One of the last acts Congress undertook before leaving Washington, D.C., in September for the midterm election break was to add $500 million in new funding to arm and train the so-called "vetted moderate" Syrian rebels. The $500 million in funding had been an agenda item for Obama since June, when ISIS began making quick gains in an offensive push back into Iraq.

But the political net effect of this vote was to get the GOP leadership in Congress to publicly buy into Obama's rapidly crumbling Syria policy. Led by Boehner in the House and McConnell in the Senate, the congressional GOP leadership allowed Obama to walk them off the Syrian rebel cliff.

As I reported here at PJ Media yesterday, the most important "vetted moderate" rebel groups are in retreat, having surrendered or defected to Jabhat al-Nusra, al-Qaeda's official affiliate in Syria.

This development should come as no surprise to any member of the congressional GOP. In the week before the rebel amendment funding vote, I was asked to brief a number of GOP members and prepared a presentation on the collapse of the U.S.-backed Syria rebels that was widely circulated amongst both the House and Senate GOP conferences.

Among the chief trends I noted in these briefings -- and that I was concurrently reporting on here -- was that large groups of Free Syrian Army (FSA) units were defecting to al-Qaeda and ISIS, surrendering their U.S.-provided weapons along the way, and that other FSA units were forging peace deals and fighting alongside al-Qaeda and ISIS in some areas.
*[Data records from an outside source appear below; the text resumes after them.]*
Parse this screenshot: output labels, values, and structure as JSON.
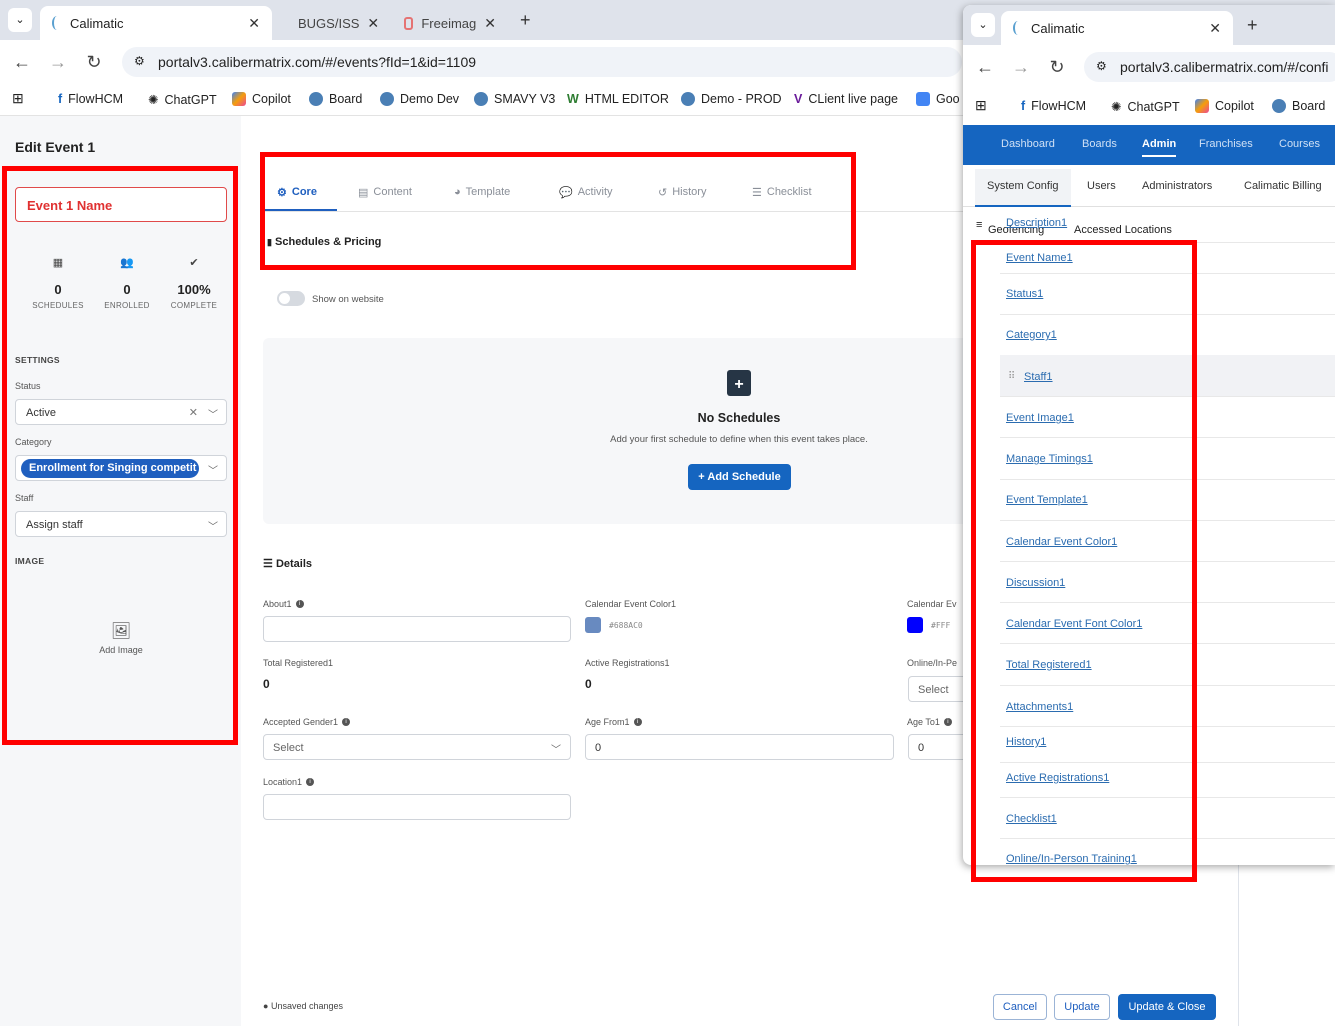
{
  "browser": {
    "tabs": [
      {
        "title": "Calimatic"
      },
      {
        "title": "BUGS/ISS"
      },
      {
        "title": "Freeimag"
      }
    ],
    "url": "portalv3.calibermatrix.com/#/events?fId=1&id=1109",
    "bookmarks": [
      "FlowHCM",
      "ChatGPT",
      "Copilot",
      "Board",
      "Demo Dev",
      "SMAVY V3",
      "HTML EDITOR",
      "Demo - PROD",
      "CLient live page",
      "Goo"
    ]
  },
  "page": {
    "title": "Edit Event 1",
    "event_name": "Event 1 Name",
    "stats": [
      {
        "value": "0",
        "label": "SCHEDULES",
        "icon": "calendar-icon"
      },
      {
        "value": "0",
        "label": "ENROLLED",
        "icon": "users-icon"
      },
      {
        "value": "100%",
        "label": "COMPLETE",
        "icon": "check-circle-icon"
      }
    ],
    "settings_label": "SETTINGS",
    "status_label": "Status",
    "status_value": "Active",
    "category_label": "Category",
    "category_value": "Enrollment for Singing competit",
    "staff_label": "Staff",
    "staff_placeholder": "Assign staff",
    "image_label": "IMAGE",
    "add_image": "Add Image",
    "tabs": [
      "Core",
      "Content",
      "Template",
      "Activity",
      "History",
      "Checklist"
    ],
    "schedules_header": "Schedules & Pricing",
    "show_on_website": "Show on website",
    "no_schedules_title": "No Schedules",
    "no_schedules_desc": "Add your first schedule to define when this event takes place.",
    "add_schedule": "Add Schedule",
    "details_header": "Details",
    "fields": {
      "about_label": "About1",
      "cal_color_label": "Calendar Event Color1",
      "cal_color_hex": "#688AC0",
      "cal_font_label": "Calendar Ev",
      "cal_font_hex": "#FFF",
      "total_reg_label": "Total Registered1",
      "total_reg_value": "0",
      "active_reg_label": "Active Registrations1",
      "active_reg_value": "0",
      "online_label": "Online/In-Pe",
      "online_placeholder": "Select",
      "gender_label": "Accepted Gender1",
      "gender_placeholder": "Select",
      "age_from_label": "Age From1",
      "age_from_value": "0",
      "age_to_label": "Age To1",
      "age_to_value": "0",
      "location_label": "Location1"
    },
    "unsaved": "Unsaved changes",
    "cancel": "Cancel",
    "update": "Update",
    "update_close": "Update & Close",
    "colors": {
      "cal_color": "#688AC0",
      "cal_font_color": "#0000FF"
    }
  },
  "popup": {
    "tab_title": "Calimatic",
    "url": "portalv3.calibermatrix.com/#/confi",
    "bookmarks": [
      "FlowHCM",
      "ChatGPT",
      "Copilot",
      "Board"
    ],
    "nav": [
      "Dashboard",
      "Boards",
      "Admin",
      "Franchises",
      "Courses"
    ],
    "subnav": [
      "System Config",
      "Users",
      "Administrators",
      "Calimatic Billing"
    ],
    "side_items": [
      "Geofencing",
      "Accessed Locations"
    ],
    "items": [
      "Description1",
      "Event Name1",
      "Status1",
      "Category1",
      "Staff1",
      "Event Image1",
      "Manage Timings1",
      "Event Template1",
      "Calendar Event Color1",
      "Discussion1",
      "Calendar Event Font Color1",
      "Total Registered1",
      "Attachments1",
      "History1",
      "Active Registrations1",
      "Checklist1",
      "Online/In-Person Training1"
    ]
  }
}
Even before the votes on the rebel funding, there was growing evidence that these "vetted moderate" forces were not moderate at all, and certainly would provide little assistance in fighting against ISIS.
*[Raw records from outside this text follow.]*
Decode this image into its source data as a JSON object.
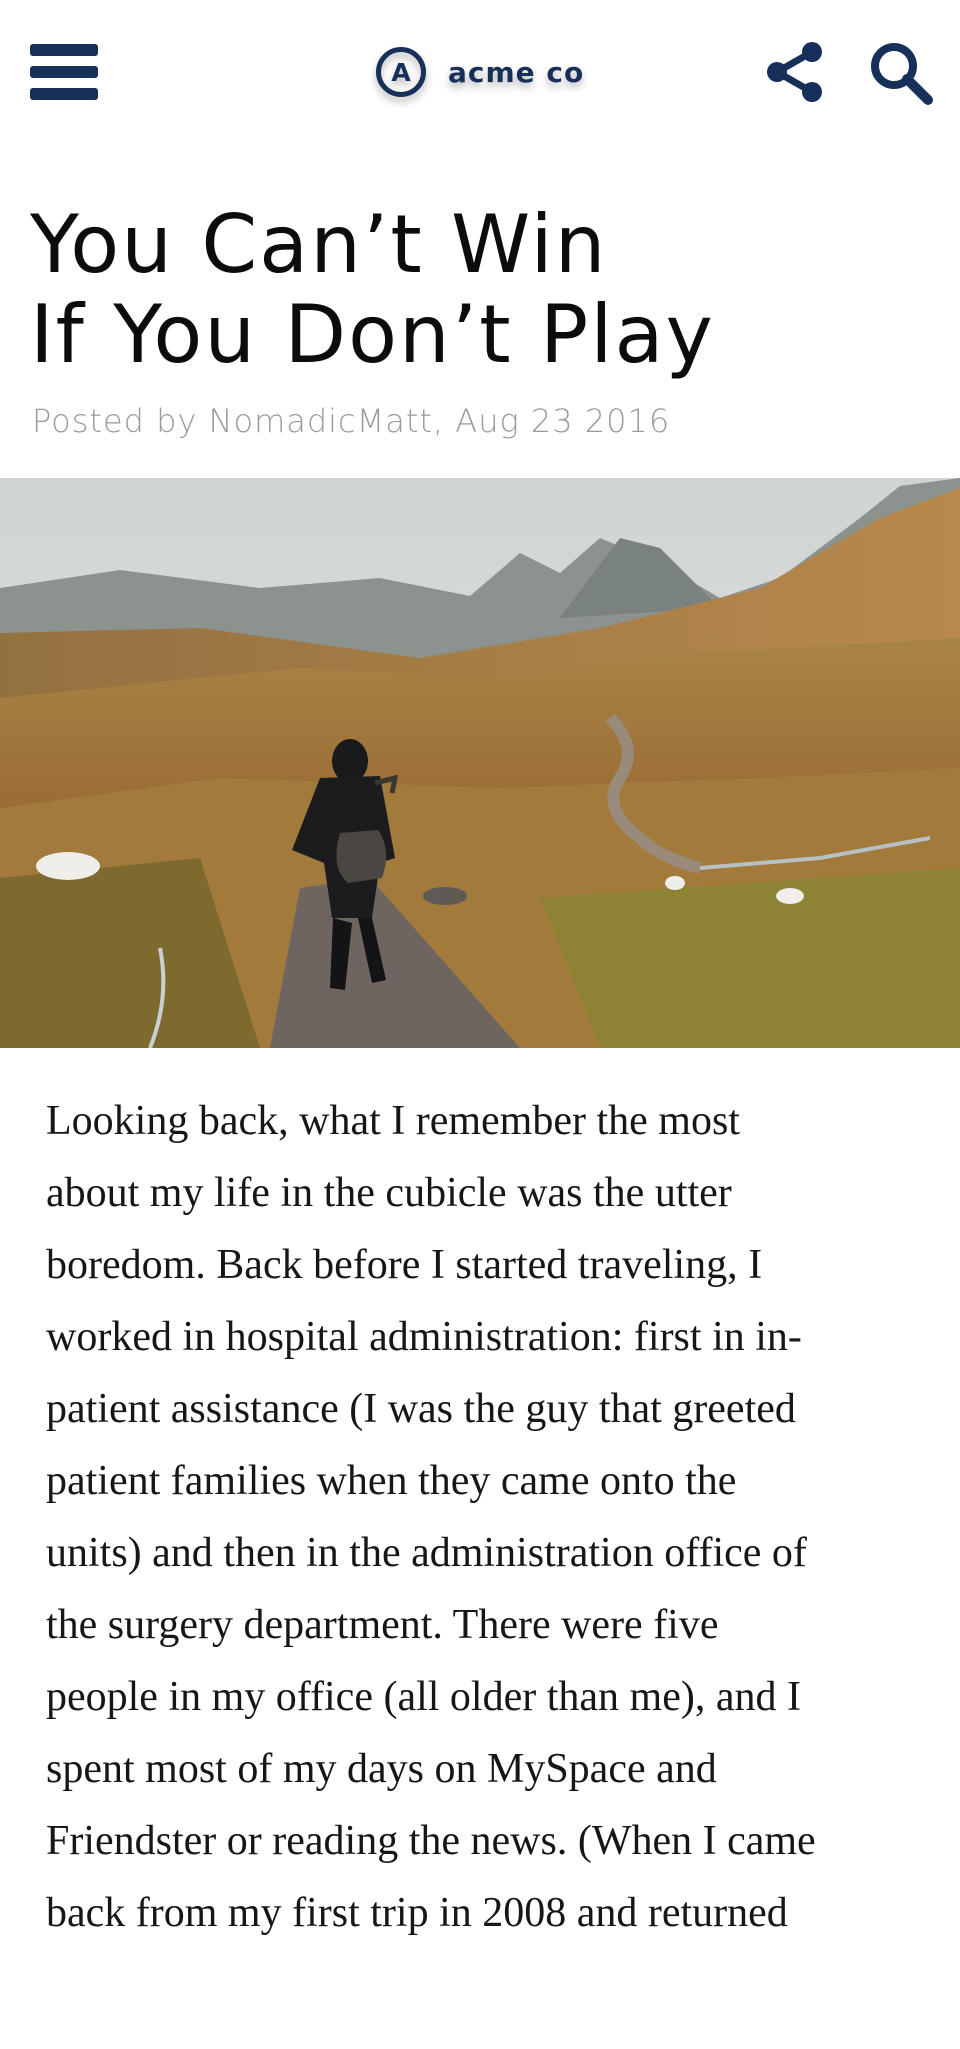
{
  "header": {
    "menu_icon": "hamburger-menu-icon",
    "logo": {
      "mark": "A",
      "name": "acme co"
    },
    "share_icon": "share-icon",
    "search_icon": "search-icon",
    "brand_color": "#17305a"
  },
  "post": {
    "title_line1": "You Can’t Win",
    "title_line2": "If You Don’t Play",
    "meta": "Posted by NomadicMatt, Aug 23 2016",
    "hero_image": "photo of a hiker with a backpack walking a gravel path through a mountain valley with sheep"
  },
  "article": {
    "lines": [
      "Looking back, what I remember the most",
      "about my life in the cubicle was the utter",
      "boredom. Back before I started traveling, I",
      "worked in hospital administration: first in in-",
      "patient assistance (I was the guy that greeted",
      "patient families when they came onto the",
      "units) and then in the administration office of",
      "the surgery department. There were five",
      "people in my office (all older than me), and I",
      "spent most of my days on MySpace and",
      "Friendster or reading the news. (When I came",
      "back from my first trip in 2008 and returned"
    ]
  }
}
Obama was hinting at where his policy was headed, too. Just a month before those congressional votes, in an interview with Thomas Friedman of the New York Times, Obama said that the belief that arming the Syrian rebels would have changed the situation had "always been a fantasy":

With “respect to Syria,” said the president, the notion that arming the rebels would have made a difference has “always been a fantasy. This idea that we could provide some light arms or even more sophisticated arms to what was essentially an opposition made up of former doctors, farmers, pharmacists and so forth, and that they were going to be able to battle not only a well-armed state but also a well-armed state backed by Russia, backed by Iran, a battle-hardened Hezbollah, that was never in the cards.”

Even now, the president said, the administration has difficulty finding, training and arming a sufficient cadre of secular Syrian rebels: “There’s not as much capacity as you would hope.”

Again, this was more than a month before congressional GOP leadership took up the cause of sending $500 million more to the Syrian rebels, even though there were reports that the FSA had already lost at least $500 million in arms to ISIS and other jihadist groups.

GOP leaders also bought in on another highly controversial element to Obama's Syrian rebel policy. In September 2013, it was reported that Obama had signed a waiver circumventing a federal law intended to prohibit aid from going to terrorist groups. But when GOP leadership rolled out their amendment to fund the "vetted moderate" Syrian rebels, it contained hardly any substantial limits to Obama's waiver policy.